Kress reported to the board that the property-line dispute was addressed by the federal Blackfoot River Land Exchange Act of 2014. According to this act, all outstanding claims which arose from the river realignment were now extinguished. Instead, the federal Blackfoot River Flood Control District No. 7 was appointed to settle any claims and compensate land owners for any land lost from moving the river’s course.

Kress also reported that the land title consultant for the school district was unavailable but would be back soon to examine the exact location of the district’s land along the river. He said he would be able to give the board a complete report by their October meeting.

While Bingham County’s public land records do show the disputed parcels created by the river realignment, none of them appear to involve the district’s property between the high school soccer fields and the river levee.

BLACKFOOT HIGH SCHOOL

The meeting included a tour by high school Principal Roger Thomas and Vice Principal Joseph Abercrombie. The tour highlighted changes to Blackfoot High School made over the last two years, including the new security features on the school’s doors, new lockers, newly-painted hallways, new lights, a new computer room at the library and the features of the new weight room.

The tour was followed by a presentation by the department heads of the high school on their achievements and future goals.

The student council also made a presentation on their kindness campaign called ROY, which stands for “Reach Outside Yourself.” The ROY program will be covered in a separate article in the Bingham County Chronicle.

CONTINUOUS IMPROVEMENT PLAN

The board approved the district’s Continuous Improvement Plan as amended since the last board meeting. When reviewing the previous draft of this report, the board found a few errors in the qualitative data presented plus some text which needed minor editing.

The updated report was presented to the board which voted to approve it.

The Continuous Improvement Plan is a document which includes the district’s mission statement as well as its education goals for the upcoming school year. The State requires the submission of an updated report every year. The Blackfoot Schools also include the district’s Early Literacy Plan and College and Career Plan, which are also required by the state.

“This plan is very insightful about where we are and where we want to be” said trustee Sonya Harris. “I really appreciate Joy Mickelsen (the district’s federal programs director) and all the work she puts into this report.”

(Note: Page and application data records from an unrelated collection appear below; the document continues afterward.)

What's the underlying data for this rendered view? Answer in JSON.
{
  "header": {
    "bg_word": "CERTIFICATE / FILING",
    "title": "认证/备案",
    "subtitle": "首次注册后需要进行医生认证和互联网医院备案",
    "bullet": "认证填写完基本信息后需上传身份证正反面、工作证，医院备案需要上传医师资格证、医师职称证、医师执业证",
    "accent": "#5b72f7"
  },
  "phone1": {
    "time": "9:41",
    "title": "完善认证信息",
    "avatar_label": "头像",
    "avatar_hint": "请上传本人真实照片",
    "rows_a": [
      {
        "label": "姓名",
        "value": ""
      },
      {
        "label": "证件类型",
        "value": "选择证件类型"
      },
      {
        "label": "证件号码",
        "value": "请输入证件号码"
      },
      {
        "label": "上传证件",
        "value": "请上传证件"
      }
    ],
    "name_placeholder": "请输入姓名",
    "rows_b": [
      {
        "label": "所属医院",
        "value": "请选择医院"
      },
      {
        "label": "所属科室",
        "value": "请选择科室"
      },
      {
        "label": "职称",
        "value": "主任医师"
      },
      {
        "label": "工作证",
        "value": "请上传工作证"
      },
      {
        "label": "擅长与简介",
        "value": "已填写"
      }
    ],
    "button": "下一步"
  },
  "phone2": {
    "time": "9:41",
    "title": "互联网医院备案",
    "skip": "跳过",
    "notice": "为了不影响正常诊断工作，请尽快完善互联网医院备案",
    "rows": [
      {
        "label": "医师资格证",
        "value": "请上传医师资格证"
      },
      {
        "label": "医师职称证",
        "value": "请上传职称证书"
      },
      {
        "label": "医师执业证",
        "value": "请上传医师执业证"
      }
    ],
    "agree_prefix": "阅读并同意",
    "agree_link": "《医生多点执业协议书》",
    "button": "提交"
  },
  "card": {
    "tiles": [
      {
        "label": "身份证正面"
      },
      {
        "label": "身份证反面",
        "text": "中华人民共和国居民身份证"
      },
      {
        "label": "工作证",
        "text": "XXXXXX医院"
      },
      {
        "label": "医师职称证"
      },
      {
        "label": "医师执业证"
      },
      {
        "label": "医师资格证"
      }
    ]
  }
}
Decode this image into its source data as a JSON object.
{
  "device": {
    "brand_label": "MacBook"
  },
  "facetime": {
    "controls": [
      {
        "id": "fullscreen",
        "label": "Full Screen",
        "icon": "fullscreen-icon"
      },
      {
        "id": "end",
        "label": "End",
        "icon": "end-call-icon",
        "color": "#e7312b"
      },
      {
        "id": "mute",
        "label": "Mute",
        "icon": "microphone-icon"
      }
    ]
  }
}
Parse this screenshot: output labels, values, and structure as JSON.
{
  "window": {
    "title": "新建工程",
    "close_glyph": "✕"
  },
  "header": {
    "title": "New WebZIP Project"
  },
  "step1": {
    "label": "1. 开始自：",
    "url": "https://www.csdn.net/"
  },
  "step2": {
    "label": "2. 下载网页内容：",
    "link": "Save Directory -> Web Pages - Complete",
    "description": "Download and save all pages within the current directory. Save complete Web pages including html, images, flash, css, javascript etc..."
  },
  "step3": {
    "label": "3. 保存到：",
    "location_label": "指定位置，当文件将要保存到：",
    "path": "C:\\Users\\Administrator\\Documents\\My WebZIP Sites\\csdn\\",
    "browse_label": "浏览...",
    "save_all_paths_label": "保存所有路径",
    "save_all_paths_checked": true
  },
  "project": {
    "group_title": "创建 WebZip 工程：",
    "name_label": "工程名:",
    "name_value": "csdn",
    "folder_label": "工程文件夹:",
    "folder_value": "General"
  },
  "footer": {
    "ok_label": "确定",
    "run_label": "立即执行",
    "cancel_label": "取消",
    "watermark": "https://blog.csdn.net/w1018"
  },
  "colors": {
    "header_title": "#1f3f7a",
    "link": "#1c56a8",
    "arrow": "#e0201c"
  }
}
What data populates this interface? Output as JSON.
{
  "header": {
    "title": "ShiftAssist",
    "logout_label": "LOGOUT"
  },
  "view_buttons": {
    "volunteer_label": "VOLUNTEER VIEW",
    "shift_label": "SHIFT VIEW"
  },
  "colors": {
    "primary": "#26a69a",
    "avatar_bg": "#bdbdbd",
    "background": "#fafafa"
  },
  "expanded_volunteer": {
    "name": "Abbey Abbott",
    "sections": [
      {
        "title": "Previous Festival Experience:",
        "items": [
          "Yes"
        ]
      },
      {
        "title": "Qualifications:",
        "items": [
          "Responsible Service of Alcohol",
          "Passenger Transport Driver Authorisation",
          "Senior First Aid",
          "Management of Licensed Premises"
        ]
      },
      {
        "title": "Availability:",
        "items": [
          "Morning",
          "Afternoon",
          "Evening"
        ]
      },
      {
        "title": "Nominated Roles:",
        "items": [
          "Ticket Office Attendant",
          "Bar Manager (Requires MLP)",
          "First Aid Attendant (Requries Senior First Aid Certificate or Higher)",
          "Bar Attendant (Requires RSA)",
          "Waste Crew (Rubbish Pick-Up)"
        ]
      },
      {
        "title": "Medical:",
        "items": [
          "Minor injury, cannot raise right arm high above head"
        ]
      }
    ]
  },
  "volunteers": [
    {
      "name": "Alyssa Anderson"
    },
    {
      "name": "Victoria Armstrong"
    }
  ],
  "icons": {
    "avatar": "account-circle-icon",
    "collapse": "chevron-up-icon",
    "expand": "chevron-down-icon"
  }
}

The Continuous Improvement Plan is available for perusal on the district’s website at https://docs.d55.k12.id.us/2019-20-Combined-Plan-Narrative.Blackfoot.SD.pdf.

TEACHER PREMIUMS

The board approved the updated plan for the award of teacher premiums for the school year. The district administration and the Blackfoot Education Association worked together to structure this year’s teacher premiums plan.

“We made a change,” Kress remarked. “There has been some trepidation from our teachers but they are willing to give it a try.”

This new plan will be posted soon to the home page of the district’s website (bottom of the page, in the “For Parents” section, follow the link for “Leadership Plan”).

Teacher leadership premiums are designed as incentive awards for leadership and instructional achievement. They are authorized by state statute 33-1004.J. The details of how premiums will be awarded is left up to the individual school districts.

The outline of how these awards will be allotted in Blackfoot will be the same as last year with one change: one-third of the student achievement portion of the premiums will now depend on student performance on scores from the Idaho Reading Indicator and Idaho Student Achievement Tests.

Last year’s criteria can be read at https://docs.d55.k12.id.us/2019-20-Combined-Plan-Narrative.Blackfoot.SD.pdf.